These medications can be used before sex to improve blood flow to your penis and help you to get and maintain an erection.
ED medications are safe and effective for the vast majority of older men. However, it’s important to inform your healthcare provider about any other medications you use, as ED medications can interact with some medications for cardiovascular health issues.
We offer several ED medications online, following a consultation with a healthcare provider who will determine if a prescription is appropriate.
As women age, they begin to experience hormonal changes that can make issues like vaginal dryness more common.
This decrease in vaginal lubrication can make penetrative sex less enjoyable. In some cases, it may even lead to significant discomfort and pain during sex.

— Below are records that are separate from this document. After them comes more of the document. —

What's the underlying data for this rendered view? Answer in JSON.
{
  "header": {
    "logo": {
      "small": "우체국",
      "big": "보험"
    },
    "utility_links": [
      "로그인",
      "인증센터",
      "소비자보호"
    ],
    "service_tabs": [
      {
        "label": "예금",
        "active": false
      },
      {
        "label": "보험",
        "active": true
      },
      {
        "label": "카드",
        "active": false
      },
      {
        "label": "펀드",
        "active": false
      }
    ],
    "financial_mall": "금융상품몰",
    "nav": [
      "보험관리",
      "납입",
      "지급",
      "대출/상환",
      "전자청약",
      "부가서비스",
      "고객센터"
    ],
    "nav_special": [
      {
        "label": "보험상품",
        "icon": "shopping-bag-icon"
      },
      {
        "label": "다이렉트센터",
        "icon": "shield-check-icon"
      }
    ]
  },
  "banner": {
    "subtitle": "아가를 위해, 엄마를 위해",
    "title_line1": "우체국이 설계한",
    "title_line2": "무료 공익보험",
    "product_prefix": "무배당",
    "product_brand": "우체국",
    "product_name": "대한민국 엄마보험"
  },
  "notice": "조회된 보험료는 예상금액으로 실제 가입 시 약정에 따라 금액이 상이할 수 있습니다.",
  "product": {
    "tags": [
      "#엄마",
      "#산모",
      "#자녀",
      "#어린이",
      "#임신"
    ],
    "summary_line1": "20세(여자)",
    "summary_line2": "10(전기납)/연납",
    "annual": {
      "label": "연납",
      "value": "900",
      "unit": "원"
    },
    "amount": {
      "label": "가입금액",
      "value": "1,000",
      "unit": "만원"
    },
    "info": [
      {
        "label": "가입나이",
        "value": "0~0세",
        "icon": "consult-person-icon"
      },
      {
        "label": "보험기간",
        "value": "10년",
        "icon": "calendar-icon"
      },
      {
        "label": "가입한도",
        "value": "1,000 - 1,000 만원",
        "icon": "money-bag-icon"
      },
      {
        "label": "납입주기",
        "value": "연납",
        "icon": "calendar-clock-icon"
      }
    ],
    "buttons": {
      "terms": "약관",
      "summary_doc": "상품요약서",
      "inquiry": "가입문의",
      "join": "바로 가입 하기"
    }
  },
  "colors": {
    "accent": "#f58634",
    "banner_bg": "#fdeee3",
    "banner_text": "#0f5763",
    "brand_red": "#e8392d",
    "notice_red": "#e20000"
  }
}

Because of this, it’s important to have access to a reliable lubricant that you can use during sex to keep things functioning smoothly.
Our Glide Water-Based Lube is designed specifically to let things slide with minimal discomfort, letting you and your partner enjoy satisfying, pleasurable sex at any age.
Sexually transmitted diseases are a significant risk at any age, and research suggests that they occur in the elderly more often than you might think.
In fact, over the last few years, there’s been a dramatic worldwide increase in sexual infections among older adults. This increase is particularly significant in older adults who are divorced or widowed.
Because of this risk, it’s important to practice safe sex by using condoms and — if possible — by getting tested for STDs.
When you practice safe sex by using condoms, both you and your sexual partner can relax and know that you’re reducing your risk of transmitting a sexually transmitted infection.
Looking for a condom that won’t reduce pleasure? Our Ultra Thin Condoms feature proprietary technology that enhances their strength, allowing them to use an ultra-thin design that reduces any loss of sensation during sex.
Just because you’re over 70 doesn’t mean you can’t get creative. If you’re feeling adventurous and want to enjoy some extra sexual expression, consider experimenting with sex toys such as vibrators, massagers and sex pillows.
Alternatively, try sex without penetration. Oral sex, mutual masturbation and other forms of sex can all be pleasurable and enjoyable, even if they don’t involve vaginal penetration.
Sex shouldn’t come with a lot of pressure. If you’re feeling overwhelmed by sex toys, positions and other “must try” aspects of maintaining a healthy, satisfying sex life, it might help to take a step back and keep things nice and simple.
This can mean ignoring what’s trendy or new and just having sex the old-fashioned way. It can also mean taking a break and having sex when you want to, not because you feel as if regular sex is an essential part of life.
Essentially, when in doubt, keep it simple and do what feels natural. It’s totally normal to have sex on a daily basis, every other day, once a week or once a fortnight. Do what you enjoy and don’t let what you “should” do get in the way of your sexual relationship with your partner.
Age doesn’t have to dictate your sexual life. As long as you’re having safe and consensual sex, acting on your sexual desires and maintaining intimate romantic relationships can be a healthy, normal part of your life as a senior.
As you get older, issues like erectile dysfunction can become more common. Our detailed guide to getting and maintaining a hard-on after 65 shares proven techniques that you can use to stay hard, allowing you to enjoy a more fulfilling sex life.
If you’d like more help with getting and staying hard, you can take part in an ED consultation via our telehealth platform and access evidence-based medication for erectile dysfunction.
Ultimately, it’s up to you to keep an open dialogue with both your healthcare provider and sexual partners about sex. Stay safe, have fun and know that you’re only as old as you feel, particularly when it comes to your sexual health and well-being.